“They will also have a chance to meet with city council and the Cariboo Regional District,” Scurr added.

Sunday’s session will be divided into three parts.

The first part will look at the human rights impact and impact on water and the environment from the breach.

Secondly it will explore water and resource impacts in rural B.C. with accounts from a rural nurse and band councillor speaking about work camps and Indigenous peoples and impacts on women and girls.

The third aspect will be to look at governance and regulatory issues and how well the province is upholding Canada’s human rights obligations in terms of corporate activities and Indigenous rights.

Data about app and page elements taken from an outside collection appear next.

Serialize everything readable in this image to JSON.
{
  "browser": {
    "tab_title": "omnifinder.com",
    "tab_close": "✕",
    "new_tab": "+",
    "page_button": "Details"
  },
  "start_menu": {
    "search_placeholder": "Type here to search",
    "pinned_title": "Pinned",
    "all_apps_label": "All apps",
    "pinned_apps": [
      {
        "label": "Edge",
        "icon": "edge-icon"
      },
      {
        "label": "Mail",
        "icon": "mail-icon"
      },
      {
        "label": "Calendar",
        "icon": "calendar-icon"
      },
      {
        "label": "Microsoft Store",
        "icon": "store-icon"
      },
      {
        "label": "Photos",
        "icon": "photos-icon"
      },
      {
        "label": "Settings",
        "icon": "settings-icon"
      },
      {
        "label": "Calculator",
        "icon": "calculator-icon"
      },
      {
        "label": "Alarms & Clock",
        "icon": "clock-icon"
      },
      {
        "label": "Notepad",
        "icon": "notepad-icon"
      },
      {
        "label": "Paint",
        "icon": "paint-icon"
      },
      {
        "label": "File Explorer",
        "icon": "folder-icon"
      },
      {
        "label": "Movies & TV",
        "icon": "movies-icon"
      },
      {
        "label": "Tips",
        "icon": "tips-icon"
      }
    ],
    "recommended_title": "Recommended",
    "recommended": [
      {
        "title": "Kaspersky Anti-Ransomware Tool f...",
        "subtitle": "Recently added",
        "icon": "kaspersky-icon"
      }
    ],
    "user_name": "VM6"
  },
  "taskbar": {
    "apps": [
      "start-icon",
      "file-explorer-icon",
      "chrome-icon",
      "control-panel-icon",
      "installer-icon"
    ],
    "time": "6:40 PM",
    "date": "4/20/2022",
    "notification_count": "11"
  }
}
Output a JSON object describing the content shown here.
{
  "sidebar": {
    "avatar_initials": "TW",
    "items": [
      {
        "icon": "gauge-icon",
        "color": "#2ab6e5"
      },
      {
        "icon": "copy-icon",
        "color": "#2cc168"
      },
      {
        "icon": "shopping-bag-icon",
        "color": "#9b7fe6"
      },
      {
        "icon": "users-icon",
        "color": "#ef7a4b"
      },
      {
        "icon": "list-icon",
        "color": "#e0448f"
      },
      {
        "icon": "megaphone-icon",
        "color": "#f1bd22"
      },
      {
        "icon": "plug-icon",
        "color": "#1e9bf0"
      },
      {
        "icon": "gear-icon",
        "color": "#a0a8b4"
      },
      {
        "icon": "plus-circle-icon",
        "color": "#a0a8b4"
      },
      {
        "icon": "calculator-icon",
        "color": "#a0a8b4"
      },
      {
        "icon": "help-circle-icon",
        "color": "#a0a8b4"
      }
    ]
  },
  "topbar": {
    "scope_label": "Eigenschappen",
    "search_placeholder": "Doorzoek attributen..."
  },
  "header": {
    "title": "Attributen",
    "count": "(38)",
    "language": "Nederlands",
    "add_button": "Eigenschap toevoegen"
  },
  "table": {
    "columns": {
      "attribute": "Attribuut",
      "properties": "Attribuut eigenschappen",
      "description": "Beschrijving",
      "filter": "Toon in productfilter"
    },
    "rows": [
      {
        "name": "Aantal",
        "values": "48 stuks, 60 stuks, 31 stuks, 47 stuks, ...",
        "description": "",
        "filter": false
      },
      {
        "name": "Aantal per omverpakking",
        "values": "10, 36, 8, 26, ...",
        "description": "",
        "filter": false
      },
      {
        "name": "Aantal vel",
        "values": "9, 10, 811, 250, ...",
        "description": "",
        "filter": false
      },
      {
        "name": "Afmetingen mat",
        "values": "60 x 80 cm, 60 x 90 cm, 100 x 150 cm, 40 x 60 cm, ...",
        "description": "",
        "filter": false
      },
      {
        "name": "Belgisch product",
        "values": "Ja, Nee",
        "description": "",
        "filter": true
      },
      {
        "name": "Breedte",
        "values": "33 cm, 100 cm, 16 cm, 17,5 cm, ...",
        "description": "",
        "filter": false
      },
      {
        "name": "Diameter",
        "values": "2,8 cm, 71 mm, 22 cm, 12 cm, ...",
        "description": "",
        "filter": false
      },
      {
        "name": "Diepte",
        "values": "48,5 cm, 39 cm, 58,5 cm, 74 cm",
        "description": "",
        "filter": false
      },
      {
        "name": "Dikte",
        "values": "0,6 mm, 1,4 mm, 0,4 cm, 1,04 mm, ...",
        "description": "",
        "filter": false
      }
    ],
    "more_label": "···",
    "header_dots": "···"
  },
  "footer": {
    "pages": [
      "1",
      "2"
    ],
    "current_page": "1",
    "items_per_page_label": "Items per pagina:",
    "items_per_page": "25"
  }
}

“Different communities are slated to speak to those specific issues,” Scurr said, noting the meeting will be held at the Gathering Place at Thompson Rivers University Williams Lake campus. “Only about 20 people can be in there at one time and the presentations will be five to ten minutes and at the end of each session the working group will do a question and answer segment with the presenters.”

After meeting in Williams Lake the group will fly to Vancouver and do a similar meeting there.

“They will also meet with industry and the province so we’ve been trying to help them get a meeting with Imperial Metals and Mount Polley in Vancouver,” Scurr said. “The meeting in Williams Lake will really help inform their questions for meeting with government.”

At the very end of the trip the working group will issue a short news release on June 1 followed up with a more in-depth report to the federal government in March.